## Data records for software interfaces
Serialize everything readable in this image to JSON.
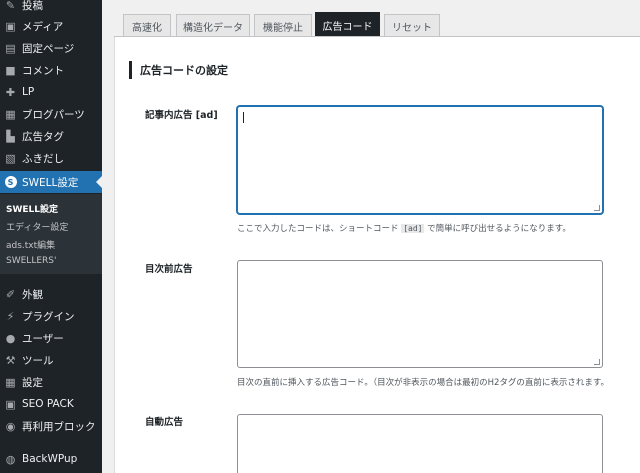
{
  "sidebar": {
    "items": [
      {
        "label": "投稿",
        "icon": "pin-icon"
      },
      {
        "label": "メディア",
        "icon": "media-icon"
      },
      {
        "label": "固定ページ",
        "icon": "page-icon"
      },
      {
        "label": "コメント",
        "icon": "comment-icon"
      },
      {
        "label": "LP",
        "icon": "lp-icon"
      },
      {
        "label": "ブログパーツ",
        "icon": "blogparts-icon"
      },
      {
        "label": "広告タグ",
        "icon": "adtag-icon"
      },
      {
        "label": "ふきだし",
        "icon": "balloon-icon"
      },
      {
        "label": "SWELL設定",
        "icon": "swell-icon"
      }
    ],
    "submenu": [
      "SWELL設定",
      "エディター設定",
      "ads.txt編集",
      "SWELLERS'"
    ],
    "items_bottom": [
      {
        "label": "外観",
        "icon": "brush-icon"
      },
      {
        "label": "プラグイン",
        "icon": "plugin-icon"
      },
      {
        "label": "ユーザー",
        "icon": "user-icon"
      },
      {
        "label": "ツール",
        "icon": "wrench-icon"
      },
      {
        "label": "設定",
        "icon": "settings-icon"
      },
      {
        "label": "SEO PACK",
        "icon": "seopack-icon"
      },
      {
        "label": "再利用ブロック",
        "icon": "reuse-icon"
      },
      {
        "label": "BackWPup",
        "icon": "backwpup-icon"
      }
    ]
  },
  "tabs": [
    "高速化",
    "構造化データ",
    "機能停止",
    "広告コード",
    "リセット"
  ],
  "section_title": "広告コードの設定",
  "fields": [
    {
      "label": "記事内広告 [ad]",
      "help_before": "ここで入力したコードは、ショートコード ",
      "help_code": "[ad]",
      "help_after": " で簡単に呼び出せるようになります。"
    },
    {
      "label": "目次前広告",
      "help": "目次の直前に挿入する広告コード。（目次が非表示の場合は最初のH2タグの直前に表示されます。"
    },
    {
      "label": "自動広告"
    }
  ]
}
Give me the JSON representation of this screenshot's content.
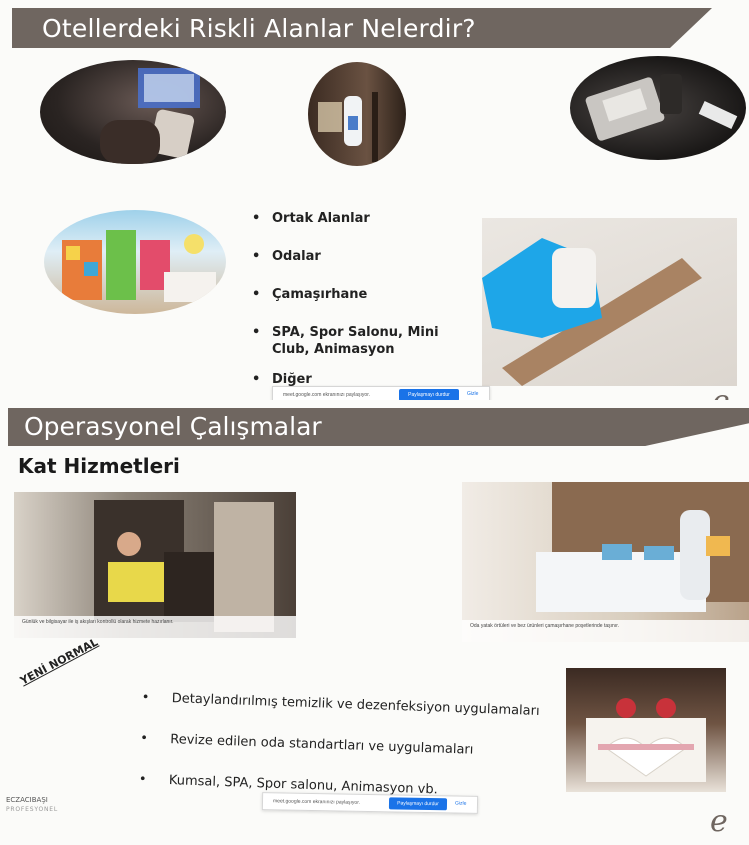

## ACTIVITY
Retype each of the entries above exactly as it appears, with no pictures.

## WRITTEN RESPONSE
Serialize everything readable in this image to JSON.
{
  "sidebar": {
    "items": [
      {
        "label": "投稿",
        "icon": "pin-icon"
      },
      {
        "label": "メディア",
        "icon": "media-icon"
      },
      {
        "label": "固定ページ",
        "icon": "page-icon"
      },
      {
        "label": "コメント",
        "icon": "comment-icon"
      },
      {
        "label": "LP",
        "icon": "lp-icon"
      },
      {
        "label": "ブログパーツ",
        "icon": "blogparts-icon"
      },
      {
        "label": "広告タグ",
        "icon": "adtag-icon"
      },
      {
        "label": "ふきだし",
        "icon": "balloon-icon"
      },
      {
        "label": "SWELL設定",
        "icon": "swell-icon"
      }
    ],
    "submenu": [
      "SWELL設定",
      "エディター設定",
      "ads.txt編集",
      "SWELLERS'"
    ],
    "items_bottom": [
      {
        "label": "外観",
        "icon": "brush-icon"
      },
      {
        "label": "プラグイン",
        "icon": "plugin-icon"
      },
      {
        "label": "ユーザー",
        "icon": "user-icon"
      },
      {
        "label": "ツール",
        "icon": "wrench-icon"
      },
      {
        "label": "設定",
        "icon": "settings-icon"
      },
      {
        "label": "SEO PACK",
        "icon": "seopack-icon"
      },
      {
        "label": "再利用ブロック",
        "icon": "reuse-icon"
      },
      {
        "label": "BackWPup",
        "icon": "backwpup-icon"
      }
    ]
  },
  "tabs": [
    "高速化",
    "構造化データ",
    "機能停止",
    "広告コード",
    "リセット"
  ],
  "section_title": "広告コードの設定",
  "fields": [
    {
      "label": "記事内広告 [ad]",
      "help_before": "ここで入力したコードは、ショートコード ",
      "help_code": "[ad]",
      "help_after": " で簡単に呼び出せるようになります。"
    },
    {
      "label": "目次前広告",
      "help": "目次の直前に挿入する広告コード。（目次が非表示の場合は最初のH2タグの直前に表示されます。"
    },
    {
      "label": "自動広告"
    }
  ]
}
Give me the JSON representation of this screenshot's content.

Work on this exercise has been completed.